Short on time? Use your meal equivalency feature at the Campus Center Food Court for Quiznos, Coyote Jack's, and Gompei's Pizzeria!
Use your 190 Commuter Meal Plan to eat in our cool new restaurant-The Goat's Head. Our extensive pub-style menu is available most nights until 11!
Grab a breakfast meal from our new Outtakes convenience store, located on Dean Street in Founders Hall. Open 7am—11pm for coffee, pastries, snacks, and a host of convenience items.
Purchase the 190 Commuter plan online.
Pirates, Rivalries, Great Music, and More
2008–09 Peddler Yearbook Staff
Are we posting the formula for the perfect summer blockbuster? We are not. We're describing the WPI experience as it was published in this past year's Peddler. WPI is a school that encourages everyone's involvement on campus, whether they are freshmen or seniors. Only at WPI are all of the students able to partake in clubs, sports, and various other activities hosted on campus.
So what does this have to do with the Peddler? The Peddler staff feels that it is our responsibility to document everything that occurs on campus each year as accurately as possible in each new edition of the WPI yearbook. Just last year, the Peddler was at Winter Carnival, Quadfest, the Yellowcard and State Radio concerts, and at many of the sports competitions taking pictures for the book. The yearbook also depicted a majority of clubs on campus. Clubs ranging from the 190 FIRST Robotics Team to the Social Committee were pictured.
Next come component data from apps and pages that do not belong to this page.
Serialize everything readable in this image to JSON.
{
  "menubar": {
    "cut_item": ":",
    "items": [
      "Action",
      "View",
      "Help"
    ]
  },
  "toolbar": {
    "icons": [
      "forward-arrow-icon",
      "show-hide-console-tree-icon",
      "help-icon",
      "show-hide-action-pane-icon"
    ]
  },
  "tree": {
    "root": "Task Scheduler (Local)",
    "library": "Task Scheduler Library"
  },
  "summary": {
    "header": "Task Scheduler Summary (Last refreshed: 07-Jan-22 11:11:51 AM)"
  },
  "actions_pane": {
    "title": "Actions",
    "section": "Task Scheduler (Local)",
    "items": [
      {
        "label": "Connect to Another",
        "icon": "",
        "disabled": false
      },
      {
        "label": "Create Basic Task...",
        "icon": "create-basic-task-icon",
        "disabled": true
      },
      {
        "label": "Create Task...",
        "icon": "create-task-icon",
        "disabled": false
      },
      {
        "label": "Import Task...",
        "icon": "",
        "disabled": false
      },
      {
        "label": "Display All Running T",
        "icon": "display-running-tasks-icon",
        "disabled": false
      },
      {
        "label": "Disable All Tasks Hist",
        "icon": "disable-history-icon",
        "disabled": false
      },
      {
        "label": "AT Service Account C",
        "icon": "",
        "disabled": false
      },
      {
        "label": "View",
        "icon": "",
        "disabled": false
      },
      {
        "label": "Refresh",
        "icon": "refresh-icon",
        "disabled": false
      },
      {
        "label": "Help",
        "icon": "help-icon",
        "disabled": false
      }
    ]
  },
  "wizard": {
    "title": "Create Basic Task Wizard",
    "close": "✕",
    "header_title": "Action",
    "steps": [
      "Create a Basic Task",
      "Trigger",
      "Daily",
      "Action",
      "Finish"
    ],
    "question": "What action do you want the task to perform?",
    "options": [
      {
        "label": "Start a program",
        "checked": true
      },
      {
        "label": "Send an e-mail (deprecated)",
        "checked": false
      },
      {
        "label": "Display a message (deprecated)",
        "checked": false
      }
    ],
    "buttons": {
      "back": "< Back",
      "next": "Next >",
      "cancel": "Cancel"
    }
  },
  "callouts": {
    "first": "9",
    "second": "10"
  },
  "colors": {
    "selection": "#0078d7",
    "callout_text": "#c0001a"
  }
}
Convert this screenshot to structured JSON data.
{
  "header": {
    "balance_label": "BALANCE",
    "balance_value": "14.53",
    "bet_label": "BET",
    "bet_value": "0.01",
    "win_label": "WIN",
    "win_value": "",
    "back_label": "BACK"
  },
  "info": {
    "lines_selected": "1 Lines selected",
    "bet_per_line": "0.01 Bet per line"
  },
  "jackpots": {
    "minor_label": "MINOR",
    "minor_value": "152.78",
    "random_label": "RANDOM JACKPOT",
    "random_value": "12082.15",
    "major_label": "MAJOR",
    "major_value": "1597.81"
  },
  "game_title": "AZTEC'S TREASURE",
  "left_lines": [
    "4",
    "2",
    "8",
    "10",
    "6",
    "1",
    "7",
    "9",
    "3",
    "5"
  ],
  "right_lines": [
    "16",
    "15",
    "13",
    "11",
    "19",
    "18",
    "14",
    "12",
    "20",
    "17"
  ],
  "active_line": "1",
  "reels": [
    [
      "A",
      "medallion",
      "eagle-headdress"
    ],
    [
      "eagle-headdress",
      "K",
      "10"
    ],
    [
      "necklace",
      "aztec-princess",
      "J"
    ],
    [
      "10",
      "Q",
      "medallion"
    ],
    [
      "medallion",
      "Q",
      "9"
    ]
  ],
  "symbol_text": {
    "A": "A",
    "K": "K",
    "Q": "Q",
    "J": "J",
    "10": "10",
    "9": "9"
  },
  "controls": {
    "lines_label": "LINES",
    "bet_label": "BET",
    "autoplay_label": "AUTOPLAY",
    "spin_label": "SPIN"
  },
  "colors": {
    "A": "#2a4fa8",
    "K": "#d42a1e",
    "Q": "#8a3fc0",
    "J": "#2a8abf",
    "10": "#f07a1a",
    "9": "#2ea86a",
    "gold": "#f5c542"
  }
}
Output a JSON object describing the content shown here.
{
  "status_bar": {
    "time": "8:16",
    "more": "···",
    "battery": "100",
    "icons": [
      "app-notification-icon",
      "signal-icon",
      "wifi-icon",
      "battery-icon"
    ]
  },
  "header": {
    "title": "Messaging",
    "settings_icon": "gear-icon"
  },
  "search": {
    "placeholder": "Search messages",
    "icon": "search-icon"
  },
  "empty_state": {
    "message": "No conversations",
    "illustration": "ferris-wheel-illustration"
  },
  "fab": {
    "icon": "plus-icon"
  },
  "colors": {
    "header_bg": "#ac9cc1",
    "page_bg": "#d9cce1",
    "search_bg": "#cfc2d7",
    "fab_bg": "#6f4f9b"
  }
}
The full spectrum of college life was represented in last year's book, and will definitely be represented in as well if not better next year's book, and even in books in the future.
Now you're asking what does this have to do with me? It's simple. The college yearbook is no longer just for the seniors. The Peddler is produced by students for students—for all students. The first three years of college are just as important as the final year. Why should seniors be the only ones to get a book in memory of the past year? Even though yearbooks started out to be solely for seniors, the Peddler has extended its focus to include students of all classes.
Last year's Peddler was 192 pages thick. Only 48 of those pages were reserved for seniors, which included senior portraits, candids, and pictures of Commencement. The remaining 144 pages were dedicated to the WPI student body as a whole, encompassing all activities that happened on campus.
So, this year, when your son or daughter mentions that they received an email from the Peddler office with an order form for the book, please don't discard the idea. Remember that the Peddler represents all of WPI's students, not just the seniors. Remember that your son or daughter has as likely a spot in this year's book as everyone else. Finally, remember that college is a time to remember. It will be some of the best four years of your student's life. Why not order a Peddler to help them reminisce later on?
Next time you are in the Admissions or Financial Aid offices, be sure to look at the past copies of the Peddler. Thumb through the pages, notice the variety of activities your son or daughter can be a part of on campus. Encourage them to join clubs, a sports team, or a fraternity or sorority. Encourage them to enjoy WPI to its full potential. There is always fun to be had at WPI!
Photo courtesy of WPI student Chris Lehrman.